▶ _Required work_: Run through the records and show each line that includes the string "label".

▶ _Source material_:
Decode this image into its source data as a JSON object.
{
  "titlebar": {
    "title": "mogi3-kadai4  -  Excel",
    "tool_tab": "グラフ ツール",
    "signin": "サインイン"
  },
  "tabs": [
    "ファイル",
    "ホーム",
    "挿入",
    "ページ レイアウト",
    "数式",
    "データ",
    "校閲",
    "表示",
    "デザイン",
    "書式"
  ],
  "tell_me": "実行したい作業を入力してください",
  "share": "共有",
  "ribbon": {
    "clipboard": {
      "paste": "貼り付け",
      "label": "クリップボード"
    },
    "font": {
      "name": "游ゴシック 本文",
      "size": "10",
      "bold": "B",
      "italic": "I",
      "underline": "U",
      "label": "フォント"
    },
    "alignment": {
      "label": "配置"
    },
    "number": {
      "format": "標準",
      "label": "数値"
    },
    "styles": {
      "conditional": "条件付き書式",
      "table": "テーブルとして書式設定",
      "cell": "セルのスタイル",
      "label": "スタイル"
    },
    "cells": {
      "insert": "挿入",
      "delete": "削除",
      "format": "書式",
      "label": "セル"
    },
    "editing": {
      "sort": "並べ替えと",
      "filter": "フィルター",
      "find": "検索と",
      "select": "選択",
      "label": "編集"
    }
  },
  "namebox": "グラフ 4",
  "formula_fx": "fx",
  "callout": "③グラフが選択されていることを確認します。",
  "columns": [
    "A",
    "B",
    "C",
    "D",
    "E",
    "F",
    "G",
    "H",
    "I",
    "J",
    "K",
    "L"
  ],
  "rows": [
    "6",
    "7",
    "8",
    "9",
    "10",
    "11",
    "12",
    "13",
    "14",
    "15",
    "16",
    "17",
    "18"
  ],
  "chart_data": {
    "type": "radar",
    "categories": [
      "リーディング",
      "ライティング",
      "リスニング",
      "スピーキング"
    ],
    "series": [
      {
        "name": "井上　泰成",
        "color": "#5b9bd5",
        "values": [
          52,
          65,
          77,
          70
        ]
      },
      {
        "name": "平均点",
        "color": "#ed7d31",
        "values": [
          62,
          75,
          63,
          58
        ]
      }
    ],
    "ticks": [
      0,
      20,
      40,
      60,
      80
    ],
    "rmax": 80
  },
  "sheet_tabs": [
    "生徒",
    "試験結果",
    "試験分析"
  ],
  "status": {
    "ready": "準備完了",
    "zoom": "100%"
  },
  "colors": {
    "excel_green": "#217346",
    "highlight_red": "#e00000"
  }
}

▶ _Task result_:
      "label": "クリップボード"
      "label": "フォント"
      "label": "配置"
      "label": "数値"
      "label": "スタイル"
      "label": "セル"
      "label": "編集"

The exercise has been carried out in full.